Flixster Audience Score: 83% Flixster User Reviews
Melvin White
Dr. Alex Brulov: What is there for you to see? We both know that the mind of a woman in love is operating on the lowest level of the intellect! "Will he… More
Sophie Burgess
A decent story but way too over the top with the 'psychoanalysis'. There are many things I liked about this film such as the plot line of the murder… More
paul oh
The Dali dream sequence was genius! Ingrid Bergman as a cold psychiatrist was perfect as well as a confused Gregory Peck. A story that never fully reveals… More
Graham Jones
Though the Salvador Dali dream sequence is the obvious highlight, the entire film feels like a dream. Beautiful black and white images and all the twists you… More
Chris Weber
This was the first film to focus on the then revolutionary use of psychoanalysis.

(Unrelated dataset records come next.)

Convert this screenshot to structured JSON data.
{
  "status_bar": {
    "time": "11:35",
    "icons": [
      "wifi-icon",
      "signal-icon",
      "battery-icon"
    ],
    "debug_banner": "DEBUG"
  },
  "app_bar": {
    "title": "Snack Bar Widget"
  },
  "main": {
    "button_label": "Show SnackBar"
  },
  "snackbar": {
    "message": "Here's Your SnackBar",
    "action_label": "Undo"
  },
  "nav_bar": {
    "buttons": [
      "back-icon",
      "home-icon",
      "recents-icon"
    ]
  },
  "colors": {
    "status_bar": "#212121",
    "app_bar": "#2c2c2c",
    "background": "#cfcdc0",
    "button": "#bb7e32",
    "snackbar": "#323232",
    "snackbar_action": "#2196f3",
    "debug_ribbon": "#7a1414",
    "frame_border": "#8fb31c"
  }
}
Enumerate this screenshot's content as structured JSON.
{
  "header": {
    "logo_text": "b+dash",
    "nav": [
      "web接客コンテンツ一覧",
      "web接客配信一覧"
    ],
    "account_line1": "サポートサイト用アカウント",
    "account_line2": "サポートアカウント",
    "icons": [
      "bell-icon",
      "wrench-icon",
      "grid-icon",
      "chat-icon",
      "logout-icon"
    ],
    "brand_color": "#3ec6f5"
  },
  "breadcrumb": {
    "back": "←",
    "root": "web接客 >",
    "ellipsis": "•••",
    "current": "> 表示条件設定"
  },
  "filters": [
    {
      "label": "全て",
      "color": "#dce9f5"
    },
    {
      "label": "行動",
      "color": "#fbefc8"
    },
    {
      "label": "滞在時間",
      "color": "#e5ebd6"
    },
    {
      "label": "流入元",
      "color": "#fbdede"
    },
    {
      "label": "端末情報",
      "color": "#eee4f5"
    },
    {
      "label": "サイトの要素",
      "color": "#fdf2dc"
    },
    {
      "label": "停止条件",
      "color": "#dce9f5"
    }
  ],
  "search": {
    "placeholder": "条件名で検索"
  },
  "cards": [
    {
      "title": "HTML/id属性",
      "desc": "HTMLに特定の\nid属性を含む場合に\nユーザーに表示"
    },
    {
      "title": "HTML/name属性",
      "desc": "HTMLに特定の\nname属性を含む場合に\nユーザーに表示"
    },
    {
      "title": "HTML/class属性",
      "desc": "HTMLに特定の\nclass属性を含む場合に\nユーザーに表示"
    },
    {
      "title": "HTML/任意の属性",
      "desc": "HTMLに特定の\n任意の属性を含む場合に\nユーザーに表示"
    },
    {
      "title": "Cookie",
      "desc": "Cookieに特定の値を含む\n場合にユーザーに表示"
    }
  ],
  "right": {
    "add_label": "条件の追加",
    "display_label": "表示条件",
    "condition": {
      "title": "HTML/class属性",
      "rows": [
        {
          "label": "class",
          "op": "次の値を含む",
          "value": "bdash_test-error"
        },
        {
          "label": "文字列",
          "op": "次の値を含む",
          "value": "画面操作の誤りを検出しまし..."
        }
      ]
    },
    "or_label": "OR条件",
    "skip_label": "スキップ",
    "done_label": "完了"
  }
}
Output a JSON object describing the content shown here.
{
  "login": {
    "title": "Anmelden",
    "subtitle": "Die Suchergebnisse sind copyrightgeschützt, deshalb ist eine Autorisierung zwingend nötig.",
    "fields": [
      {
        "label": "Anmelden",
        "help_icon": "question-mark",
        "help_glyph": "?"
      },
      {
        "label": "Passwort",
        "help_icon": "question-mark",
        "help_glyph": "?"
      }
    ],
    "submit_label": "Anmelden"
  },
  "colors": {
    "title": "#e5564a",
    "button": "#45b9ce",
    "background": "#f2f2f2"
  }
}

So, in regards to history, this is a fairly important film, but, when looked… More
Anthony Lawrie
Ingrid Bergman steals the show as Dr. Constance Peterson, Gregory Peck however, I found to be a little wooden. To be honest, all in all this isn't one of… More